Presumably like most of you, I like to get my miles and points “free” through credit card sign-up bonuses, 5x bonus spending category bonuses, hotel and airline promotions, etc. Of course they aren’t actually totally “free” even via those methods, but you know what I mean – I prefer to not open my wallet to buy my miles and points. However, even though I dramatically prefer to get my points the painless way, it can sometimes make sense to go ahead and just buy them outright. For this to make sense, a few general criteria need to be met.
1. The miles or points must be priced at a level below the value you will get for redeeming them. For example, if you want to purchase 50,000 miles at 2 cents a piece for a total of $1,000, then the flights you are redeeming them for should cost over $1,000. Also take into consideration that you won’t be earning elite qualifying or redeemable miles on the flights you are using miles for, so that can swing the economics of the decision as well.

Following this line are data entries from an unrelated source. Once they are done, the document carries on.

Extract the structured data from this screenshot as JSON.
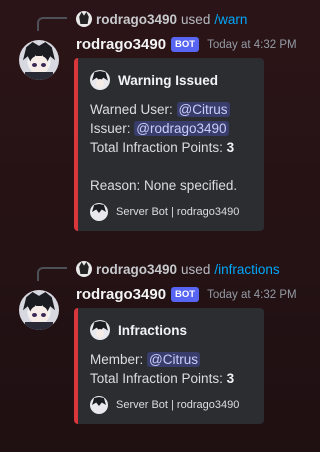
{
  "messages": [
    {
      "reply": {
        "user": "rodrago3490",
        "used": "used",
        "command": "/warn"
      },
      "username": "rodrago3490",
      "bot_tag": "BOT",
      "timestamp": "Today at 4:32 PM",
      "embed": {
        "title": "Warning Issued",
        "line1_label": "Warned User:",
        "line1_mention": "@Citrus",
        "line2_label": "Issuer:",
        "line2_mention": "@rodrago3490",
        "line3_label": "Total Infraction Points:",
        "line3_value": "3",
        "line4": "Reason: None specified.",
        "footer": "Server Bot | rodrago3490",
        "accent_color": "#da373c"
      }
    },
    {
      "reply": {
        "user": "rodrago3490",
        "used": "used",
        "command": "/infractions"
      },
      "username": "rodrago3490",
      "bot_tag": "BOT",
      "timestamp": "Today at 4:32 PM",
      "embed": {
        "title": "Infractions",
        "line1_label": "Member:",
        "line1_mention": "@Citrus",
        "line2_label": "Total Infraction Points:",
        "line2_value": "3",
        "footer": "Server Bot | rodrago3490",
        "accent_color": "#da373c"
      }
    }
  ],
  "colors": {
    "bot_tag": "#5865f2",
    "command_link": "#00a8fc",
    "embed_bg": "#2b2d31",
    "mention_bg": "#3c4270"
  },
  "icons": {
    "avatar": "anime-character-avatar",
    "reply_avatar": "anime-character-mini-avatar"
  }
}
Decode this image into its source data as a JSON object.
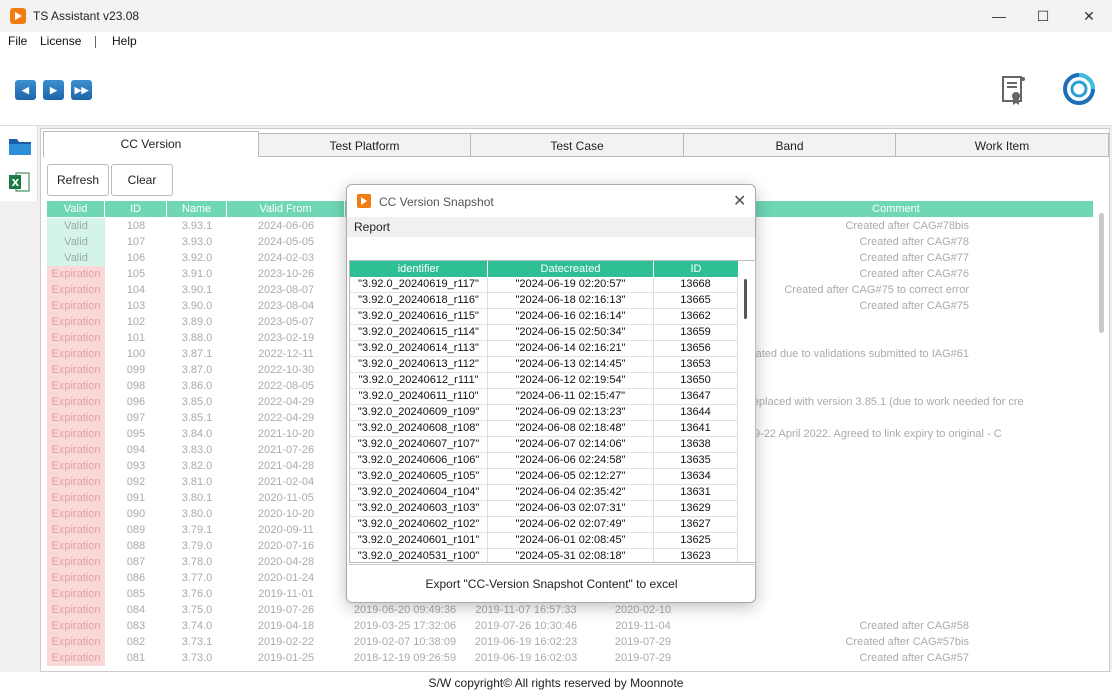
{
  "window": {
    "title": "TS Assistant v23.08",
    "minimize": "—",
    "maximize": "☐",
    "close": "✕"
  },
  "menu": [
    "File",
    "License",
    "Help"
  ],
  "toolbar": {
    "nav": [
      "◀",
      "▶",
      "▶▶"
    ]
  },
  "tabs": [
    "CC Version",
    "Test Platform",
    "Test Case",
    "Band",
    "Work Item"
  ],
  "buttons": {
    "refresh": "Refresh",
    "clear": "Clear"
  },
  "grid": {
    "columns": [
      "Valid",
      "ID",
      "Name",
      "Valid From",
      "Comment"
    ],
    "rows": [
      [
        "Valid",
        "108",
        "3.93.1",
        "2024-06-06",
        "",
        "",
        "",
        "Created after CAG#78bis"
      ],
      [
        "Valid",
        "107",
        "3.93.0",
        "2024-05-05",
        "",
        "",
        "",
        "Created after CAG#78"
      ],
      [
        "Valid",
        "106",
        "3.92.0",
        "2024-02-03",
        "",
        "",
        "",
        "Created after CAG#77"
      ],
      [
        "Expiration",
        "105",
        "3.91.0",
        "2023-10-26",
        "",
        "",
        "",
        "Created after CAG#76"
      ],
      [
        "Expiration",
        "104",
        "3.90.1",
        "2023-08-07",
        "",
        "",
        "",
        "Created after CAG#75 to correct error"
      ],
      [
        "Expiration",
        "103",
        "3.90.0",
        "2023-08-04",
        "",
        "",
        "",
        "Created after CAG#75"
      ],
      [
        "Expiration",
        "102",
        "3.89.0",
        "2023-05-07",
        "",
        "",
        "",
        ""
      ],
      [
        "Expiration",
        "101",
        "3.88.0",
        "2023-02-19",
        "",
        "",
        "",
        ""
      ],
      [
        "Expiration",
        "100",
        "3.87.1",
        "2022-12-11",
        "",
        "",
        "",
        "Created due to validations submitted to IAG#61"
      ],
      [
        "Expiration",
        "099",
        "3.87.0",
        "2022-10-30",
        "",
        "",
        "",
        ""
      ],
      [
        "Expiration",
        "098",
        "3.86.0",
        "2022-08-05",
        "",
        "",
        "",
        ""
      ],
      [
        "Expiration",
        "096",
        "3.85.0",
        "2022-04-29",
        "",
        "",
        "",
        "mediately replaced with version 3.85.1 (due to work needed for cre"
      ],
      [
        "Expiration",
        "097",
        "3.85.1",
        "2022-04-29",
        "",
        "",
        "",
        ""
      ],
      [
        "Expiration",
        "095",
        "3.84.0",
        "2021-10-20",
        "",
        "",
        "",
        "0 reset to 19-22 April 2022. Agreed to link expiry to original - C"
      ],
      [
        "Expiration",
        "094",
        "3.83.0",
        "2021-07-26",
        "",
        "",
        "",
        ""
      ],
      [
        "Expiration",
        "093",
        "3.82.0",
        "2021-04-28",
        "",
        "",
        "",
        ""
      ],
      [
        "Expiration",
        "092",
        "3.81.0",
        "2021-02-04",
        "",
        "",
        "",
        ""
      ],
      [
        "Expiration",
        "091",
        "3.80.1",
        "2020-11-05",
        "",
        "",
        "",
        ""
      ],
      [
        "Expiration",
        "090",
        "3.80.0",
        "2020-10-20",
        "",
        "",
        "",
        ""
      ],
      [
        "Expiration",
        "089",
        "3.79.1",
        "2020-09-11",
        "",
        "",
        "",
        ""
      ],
      [
        "Expiration",
        "088",
        "3.79.0",
        "2020-07-16",
        "",
        "",
        "",
        ""
      ],
      [
        "Expiration",
        "087",
        "3.78.0",
        "2020-04-28",
        "",
        "",
        "",
        ""
      ],
      [
        "Expiration",
        "086",
        "3.77.0",
        "2020-01-24",
        "",
        "",
        "",
        ""
      ],
      [
        "Expiration",
        "085",
        "3.76.0",
        "2019-11-01",
        "",
        "",
        "",
        ""
      ],
      [
        "Expiration",
        "084",
        "3.75.0",
        "2019-07-26",
        "2019-06-20 09:49:36",
        "2019-11-07 16:57:33",
        "2020-02-10",
        ""
      ],
      [
        "Expiration",
        "083",
        "3.74.0",
        "2019-04-18",
        "2019-03-25 17:32:06",
        "2019-07-26 10:30:46",
        "2019-11-04",
        "Created after CAG#58"
      ],
      [
        "Expiration",
        "082",
        "3.73.1",
        "2019-02-22",
        "2019-02-07 10:38:09",
        "2019-06-19 16:02:23",
        "2019-07-29",
        "Created after CAG#57bis"
      ],
      [
        "Expiration",
        "081",
        "3.73.0",
        "2019-01-25",
        "2018-12-19 09:26:59",
        "2019-06-19 16:02:03",
        "2019-07-29",
        "Created after CAG#57"
      ]
    ]
  },
  "footer": "S/W copyright© All rights reserved by Moonnote",
  "modal": {
    "title": "CC Version Snapshot",
    "close": "✕",
    "menu": "Report",
    "columns": [
      "identifier",
      "Datecreated",
      "ID"
    ],
    "rows": [
      [
        "\"3.92.0_20240619_r117\"",
        "\"2024-06-19 02:20:57\"",
        "13668"
      ],
      [
        "\"3.92.0_20240618_r116\"",
        "\"2024-06-18 02:16:13\"",
        "13665"
      ],
      [
        "\"3.92.0_20240616_r115\"",
        "\"2024-06-16 02:16:14\"",
        "13662"
      ],
      [
        "\"3.92.0_20240615_r114\"",
        "\"2024-06-15 02:50:34\"",
        "13659"
      ],
      [
        "\"3.92.0_20240614_r113\"",
        "\"2024-06-14 02:16:21\"",
        "13656"
      ],
      [
        "\"3.92.0_20240613_r112\"",
        "\"2024-06-13 02:14:45\"",
        "13653"
      ],
      [
        "\"3.92.0_20240612_r111\"",
        "\"2024-06-12 02:19:54\"",
        "13650"
      ],
      [
        "\"3.92.0_20240611_r110\"",
        "\"2024-06-11 02:15:47\"",
        "13647"
      ],
      [
        "\"3.92.0_20240609_r109\"",
        "\"2024-06-09 02:13:23\"",
        "13644"
      ],
      [
        "\"3.92.0_20240608_r108\"",
        "\"2024-06-08 02:18:48\"",
        "13641"
      ],
      [
        "\"3.92.0_20240607_r107\"",
        "\"2024-06-07 02:14:06\"",
        "13638"
      ],
      [
        "\"3.92.0_20240606_r106\"",
        "\"2024-06-06 02:24:58\"",
        "13635"
      ],
      [
        "\"3.92.0_20240605_r105\"",
        "\"2024-06-05 02:12:27\"",
        "13634"
      ],
      [
        "\"3.92.0_20240604_r104\"",
        "\"2024-06-04 02:35:42\"",
        "13631"
      ],
      [
        "\"3.92.0_20240603_r103\"",
        "\"2024-06-03 02:07:31\"",
        "13629"
      ],
      [
        "\"3.92.0_20240602_r102\"",
        "\"2024-06-02 02:07:49\"",
        "13627"
      ],
      [
        "\"3.92.0_20240601_r101\"",
        "\"2024-06-01 02:08:45\"",
        "13625"
      ],
      [
        "\"3.92.0_20240531_r100\"",
        "\"2024-05-31 02:08:18\"",
        "13623"
      ]
    ],
    "export_label": "Export \"CC-Version Snapshot Content\" to excel"
  }
}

2. In order to determine #1 you should either have an exact plan for how you will redeem the purchased miles, or at the very least a reliable general idea. If you know you need 50,000 more miles for your dream flight that would cost thousands if purchased with dollars, and you know the availability is there, then it can make sense to go ahead and buy the miles. Alternatively, if you know through history and research that the price the miles/points are selling for is definitely below the threshold you redeem for it can also make sense…if you don’t already have a stockpile of miles so large that you have no idea when you will possibly use them all (what a nice problem to have!).
3. You just need a few miles to top off to obtain an award. If you just need a few miles or points to redeem for the trip you want, then it can be worth it even if the cent per mile isn’t fantastic.
4. You have to have the available cash to buy the miles. i don’t care how inexpensive the miles are, if you don’t currently have the disposable cash to pull the trigger, then don’t give the deal another thought.
Bottom line is don’t buy just to buy, do the math and have a plan for the miles or points that you buy. The more specific and immediate the plan the better. I have bought US Airways miles before, and probably will buy miles again if and only if doing so will clearly benefit me based on the criteria above. For example, if you have the US Airways card, it cost 55,000 miles to fly off-peak to Europe in an Envoy Suite. To purchase 56,000 miles via the current 100% bonus promo (can’t purchase 55K exactly), it would cost $1,053.50 all-in. That is a big chunk of change, but it is also a pretty decent deal to fly round trip in a lie-flat Envoy Suite to Europe and back considering economy tickets to some destinations aren’t always that much less than that amount.
…of course that is dependent on availability, the award chart not changing, etc. However, if the stars align correctly, it is a pretty solid deal for what I hear is a good product. One week until I find out for myself! So, there is no one-size-fits-all answer on whether or not it is a good deal to buy miles and points, just use your head. With that said, here are some of the current limited time offers:
- Purchase 1,000 to 9,000 points and get a 10% bonus
- Purchase 10,000 to 29,000 points and get a 20% bonus
- Purchase 30,000 to 40,000 points and get a 30% bonus
- With the 30% bonus, points cost approximately 1.85 cents each
- Valid through February 6, 2013
- Get 100% bonus on purchased miles (though this is targeted to some degree)
- There are some service fees/taxes, and the max number purchased is 50,000 with a 50,000 bonus
- Miles as low as 1.88 cents each all-in
- Valid through February 28, 2013
- Up to a 50% bonus on purchased miles
- If you purchase exactly 40K, 50K, or 60K miles then you get a 50% bonus on miles purchased – other amounts purchased result in a smaller bonus percentage awarded.
- Miles as low as approximately 2 cents each all-in
- Valid through February 28, 2013
For many of us getting 50,000 points or more via signing up for a credit card makes more financial sense than buying a ton of miles, but like I have said, it can make sense to purchase some miles for time to time. Do you ever like to buy points? What is the threshold at which you pull the trigger?